[this post is a lesson in the new Fundamentals of Picking course]
If you’ve been awake for the last decade, you’ve probably heard someone say the phrase “ten thousand hours.”
It’s the half-understood pop takeaway from a growing body of research on deliberate practice.
Deliberate practice is the act of practicing the hard shit right on the edge of your abilities.
People who spend more time practicing this way get much better much faster than the people who merely log a lot of seat time. If seat time was all that mattered, we’d all type 300 words a minute and be excellent drivers.
[but you should’ve seen how fast he was typing]
Now, I have read (and written) a ton about deliberate practicing—what it is, how to do it, where people get it wrong, what happens inside the brain, etc, etc.
But recently I read Kathy Sierra’s book Badass, and she blew my freaking mind.
[you want the print edition]
In it, she says that it’s helpful to imagine that we have three groups of skills:
- Can’t Do
- Can Do With Effort, and
It’s not a neat, orderly progression of things from Can’t to Can to Mastered.
The column for Can’t Do is never ever empty. As we progress, we begin to see & hear in high def, and we find new things to work on.
Some stuff jumps from Can’t Do straight to Mastery. More on this in a minute.
Sometimes things that we can do Masterfully we pull back from automaticity to give it a tune up. There’s something called the “intermediate blues,” where we get stuck and stop making progress. To break out of that rut, usually what we need to do is make changes to an already-mastered, automated skill.
[Anecdotally, this happened for me in a big way—I spent a whole year rebuilding my picking, learning to do it George Benson style. After getting it up to speed and dialed in (and recording a live album using it), I… completely abandoned it. My new experience with my old picking was night and day—all that time spent breaking it apart allowed me to re-rebuild it in a matter of days instead of months.]
But even more common than needing to de-automate something to break out of the intermediate blues is… having too many things in the Can Do With Effort column.
The single biggest problem for most people on most expertise curves is having too many things on the [Can Do With Effort] board.
We try to learn and practice too many things simultaneously instead of nailing one thing at a time.”
Ok, this is some heavy shit, and we’re going to pick it apart in a minute.
But wait, she’s not done! A few pages later she throws down some more solid gold:
Half-a-Skill beats Half-Assed Skills.

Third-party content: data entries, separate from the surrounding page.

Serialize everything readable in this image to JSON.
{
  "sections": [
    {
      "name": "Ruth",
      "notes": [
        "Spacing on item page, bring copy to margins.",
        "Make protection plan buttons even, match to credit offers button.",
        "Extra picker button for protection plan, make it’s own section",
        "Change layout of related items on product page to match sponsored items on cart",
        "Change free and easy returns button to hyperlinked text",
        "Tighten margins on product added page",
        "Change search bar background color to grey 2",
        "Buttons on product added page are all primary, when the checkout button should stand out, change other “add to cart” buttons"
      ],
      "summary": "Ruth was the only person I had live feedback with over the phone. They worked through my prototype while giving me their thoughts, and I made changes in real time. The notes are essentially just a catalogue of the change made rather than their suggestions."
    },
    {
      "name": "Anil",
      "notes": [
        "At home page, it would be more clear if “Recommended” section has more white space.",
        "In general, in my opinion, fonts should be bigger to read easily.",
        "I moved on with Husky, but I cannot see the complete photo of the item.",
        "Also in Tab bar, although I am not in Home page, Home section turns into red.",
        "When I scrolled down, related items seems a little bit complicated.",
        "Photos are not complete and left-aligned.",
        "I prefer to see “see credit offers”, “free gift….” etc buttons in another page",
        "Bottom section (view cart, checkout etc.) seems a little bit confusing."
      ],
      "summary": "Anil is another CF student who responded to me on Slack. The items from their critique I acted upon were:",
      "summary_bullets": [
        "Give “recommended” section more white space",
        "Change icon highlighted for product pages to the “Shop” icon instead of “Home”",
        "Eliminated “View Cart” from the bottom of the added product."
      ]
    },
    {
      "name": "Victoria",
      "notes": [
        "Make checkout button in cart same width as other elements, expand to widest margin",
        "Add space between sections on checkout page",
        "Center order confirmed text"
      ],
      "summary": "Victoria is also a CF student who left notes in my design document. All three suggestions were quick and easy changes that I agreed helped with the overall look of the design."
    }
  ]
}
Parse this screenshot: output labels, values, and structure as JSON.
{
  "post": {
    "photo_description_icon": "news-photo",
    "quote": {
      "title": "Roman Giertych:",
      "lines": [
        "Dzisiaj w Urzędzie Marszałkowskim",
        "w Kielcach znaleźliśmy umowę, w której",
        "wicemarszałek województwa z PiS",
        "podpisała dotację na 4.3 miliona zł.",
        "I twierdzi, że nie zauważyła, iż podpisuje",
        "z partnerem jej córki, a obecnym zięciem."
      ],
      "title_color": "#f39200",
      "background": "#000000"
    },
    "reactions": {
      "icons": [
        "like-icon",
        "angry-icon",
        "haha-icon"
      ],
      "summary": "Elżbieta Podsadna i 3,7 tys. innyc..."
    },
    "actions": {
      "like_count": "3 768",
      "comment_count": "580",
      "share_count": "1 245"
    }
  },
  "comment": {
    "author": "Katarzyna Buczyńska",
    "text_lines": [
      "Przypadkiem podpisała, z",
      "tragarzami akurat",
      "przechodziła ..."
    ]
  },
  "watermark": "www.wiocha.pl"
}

Mastering one tiny useless-on-its-own sub-skill at a time is nearly always a more effective, efficient way to move explicitly-practiced skills from [Can’t Do] all the way to [Mastered].”
So if we need to avoid half-assed skills (too many things on the Can Do With Effort board), how do we know what to work on? I mean, super specifically:
- what thing do I work on today?
- how do I know if I’m going too big?
Luckily, Kathy has our back here too, with her Simplified Rules For Deliberate Practice:
Pick a small sub-skill/task that you can’t do reliably (or at all), and get it to 95% reliability within three 45-90 minute sessions. Getting it to 95% in a single session is often better.”
If it’s too big to 95% master in <3 sessions, it’s too damned big. Stop trying. Break it apart into more manageable chunks.
If the problem is that it’s too complex, break it into subskills: work on just that one tricky chord change, or sing the harmony part without also playing your guitar part.
If it’s not too complex, but rather too difficult, make the performance criteria easier: play it slower, or play only one small subsection.
What’s This Mean For Us?
Ok, before I defame any more of this excellent book and get sued by my newfound hero, let’s have a look at what Badass Deliberate Practice means in the context of this course.
- Discrete Tasks. Can you identify the exact thing you’re trying to improve? If not, you’re playing, not practicing.
- Move that thing from Can’t to Can to Mastered. Or even from Can’t straight to Mastered.
- Move something from Mastered back to Can With Effort? If you’re feeling the Intermediate Blues, be on the lookout for bottlenecks that you can clear in order to break free. Sometimes the best way forward is a step backward.
- Avoid half-assed skills. Half-a-skill is better. Break it down if’n you have to. Avoid having a pile-up on the Can With Effort board.
- Get it 95% reliable in one to three sessions. One session is even better. Adjust the size of the practice task accordingly.
- Show up consistently. Of course, life happens. But don’t rest too long or you’ll be starting over.
Staying in the sweet spot of deliberate practice is tough.
Elsewhere in Fundamentals of Picking, we’ll look at how we’re going to organize and manage all of this.